This article is about ASP.
This document walks through the key issues involved in writing API wrappers in R. Overall design APIs vary widely.
Before starting to code, it is important to understand how the API you are working with handles important issues so that you can implement a complete and coherent R client for the API. The key features of any API are the structure of the requests and the structure of the responses.
An HTTP request consists of the following parts: An HTTP status code.
Parse the response Next, you need to take the response returned by the API and turn it into a useful object. Note that while most APIs will return only one or the other, some, like the colour lovers API, allow you to choose which one with a url parameter: If you have a choice, choose json: Most APIs will return most or all useful information in the response body, which can be accessed using content.

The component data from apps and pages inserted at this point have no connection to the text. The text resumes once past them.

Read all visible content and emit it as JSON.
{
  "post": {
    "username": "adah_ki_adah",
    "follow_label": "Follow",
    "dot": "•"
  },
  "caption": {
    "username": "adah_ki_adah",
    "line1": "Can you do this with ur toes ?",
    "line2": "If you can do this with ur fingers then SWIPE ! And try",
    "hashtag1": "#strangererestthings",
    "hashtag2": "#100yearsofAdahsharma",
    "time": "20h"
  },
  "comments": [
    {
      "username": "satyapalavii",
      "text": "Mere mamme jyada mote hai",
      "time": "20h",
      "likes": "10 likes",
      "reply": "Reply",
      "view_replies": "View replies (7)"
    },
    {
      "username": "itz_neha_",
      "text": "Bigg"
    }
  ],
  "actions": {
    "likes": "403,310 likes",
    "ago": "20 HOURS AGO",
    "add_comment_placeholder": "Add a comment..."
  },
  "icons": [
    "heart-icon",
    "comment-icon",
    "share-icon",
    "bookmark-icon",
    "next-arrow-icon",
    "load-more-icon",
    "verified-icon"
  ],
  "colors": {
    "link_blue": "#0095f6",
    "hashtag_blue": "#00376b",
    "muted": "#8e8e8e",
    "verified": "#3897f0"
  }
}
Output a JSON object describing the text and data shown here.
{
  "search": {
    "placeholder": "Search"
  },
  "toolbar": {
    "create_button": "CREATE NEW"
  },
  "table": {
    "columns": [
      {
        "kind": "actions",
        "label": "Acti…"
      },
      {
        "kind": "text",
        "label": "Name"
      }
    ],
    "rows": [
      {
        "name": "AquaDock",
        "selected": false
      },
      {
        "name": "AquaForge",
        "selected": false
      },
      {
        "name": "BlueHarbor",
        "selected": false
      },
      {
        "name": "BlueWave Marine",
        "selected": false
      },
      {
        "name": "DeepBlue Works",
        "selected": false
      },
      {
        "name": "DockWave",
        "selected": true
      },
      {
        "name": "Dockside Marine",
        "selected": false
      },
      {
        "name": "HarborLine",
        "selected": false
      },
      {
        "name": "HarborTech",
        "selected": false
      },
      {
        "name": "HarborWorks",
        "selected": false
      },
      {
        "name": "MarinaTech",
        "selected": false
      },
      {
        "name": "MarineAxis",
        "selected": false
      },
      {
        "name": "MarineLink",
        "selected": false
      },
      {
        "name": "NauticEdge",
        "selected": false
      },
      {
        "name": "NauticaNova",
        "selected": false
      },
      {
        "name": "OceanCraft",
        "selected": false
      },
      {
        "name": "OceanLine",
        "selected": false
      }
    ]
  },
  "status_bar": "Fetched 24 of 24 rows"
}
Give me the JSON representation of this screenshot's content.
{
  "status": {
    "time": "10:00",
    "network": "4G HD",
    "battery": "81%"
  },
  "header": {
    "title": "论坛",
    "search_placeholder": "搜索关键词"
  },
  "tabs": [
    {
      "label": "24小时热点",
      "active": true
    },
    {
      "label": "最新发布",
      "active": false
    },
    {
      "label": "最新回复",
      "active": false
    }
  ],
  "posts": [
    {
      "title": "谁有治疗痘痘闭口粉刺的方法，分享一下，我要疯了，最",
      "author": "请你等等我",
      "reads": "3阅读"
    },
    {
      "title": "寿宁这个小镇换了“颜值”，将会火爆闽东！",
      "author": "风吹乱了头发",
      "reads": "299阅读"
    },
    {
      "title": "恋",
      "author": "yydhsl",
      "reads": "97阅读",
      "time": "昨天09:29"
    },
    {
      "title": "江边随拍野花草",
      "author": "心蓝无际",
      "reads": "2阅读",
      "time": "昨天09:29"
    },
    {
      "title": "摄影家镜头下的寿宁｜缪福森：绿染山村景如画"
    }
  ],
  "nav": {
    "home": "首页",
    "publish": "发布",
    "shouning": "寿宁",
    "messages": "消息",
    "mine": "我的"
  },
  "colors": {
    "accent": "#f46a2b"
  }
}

This will ensure that you get a clear error message if the API changes: In this case you should complain to the API authors, and until they fix the problem, simply drop the check for content type.
Next we need to parse the output into an R object. To parse json, use jsonlite package. To parse xml, use the xml2 package. That way you can return the response and parsed object, and provide a nice print method.
This will make debugging later on much much much more pleasant.
Using a web API introduces additional possible points of failure into R code aside from those occurring in R itself.
Status codes in the range typically mean that something has gone wrong on the server side. Often the API will provide information about the error in the body of the response: If the API returns special errors for common problems, you might want to provide more detail in the error. For example, if you run out of requests and are rate limited you might want to tell the user how long to wait until they can make the next request or even automatically wait that long!
The user agent is a string used to identify the client.
These parameters can be controlled using httr functions: We can use the helpful httpbin service to show how to send arguments in each of these ways. Best practice is to insulate the user from how and where the various arguments are used by the API and instead simply expose relevant arguments via R function arguments, some of which might be used in the URL, in the headers, in the body, etc.
If a parameter has a small fixed set of possible values that are allowed by the API, you can use list them in the default arguments and then use match. This also allows the user to supply the short unique prefixes. If there is a default value, it should be the first one listed in the vector of allowed arguments.The Visual Studio Code C# extension can generate the assets you need to build and debug.
If you missed the prompt when you first opened a new C# project, you can still perform this operation through the Command Palette (View > Command Palette) by typing '.NET', and r-bridal.com: Generate Assets for Build and Debug.
Read or Download our An Introduction to APIs e-book for FREE and start learning today! Read or Download our An Introduction to APIs e-book for FREE and start learning today! From there, each lesson introduces something new, slowly building up to the point where you are confident about what an API is and, for the brave, could actually take a.
An Application Programming Interface (API) provides a logical interface to a piece of software and hides its internal details. This website is dedicated to a book on designing APIs for C++ and includes articles and links on API development. This article is about r-bridal.com Core Web API code and ways to write code that is easy to understand, easy to test and quick to write.
You might think that is quite a task, but I introduce a number of libraries that make that feat possible. Developers rate working sample code high on API documentation priority lists. (See API Documentation Survey Results.). At one time, sample code was supplied only for SDKs for a particular programming language.
Today, with the popularity of web APIs, sample code is often provided in several languages.
What is an API? The term API stands for Application Programming Interface. The term can be used to describe the features of a library, or how to interact with it.
Your favorite library may have "API Documentation" which documents which functions are available, how you .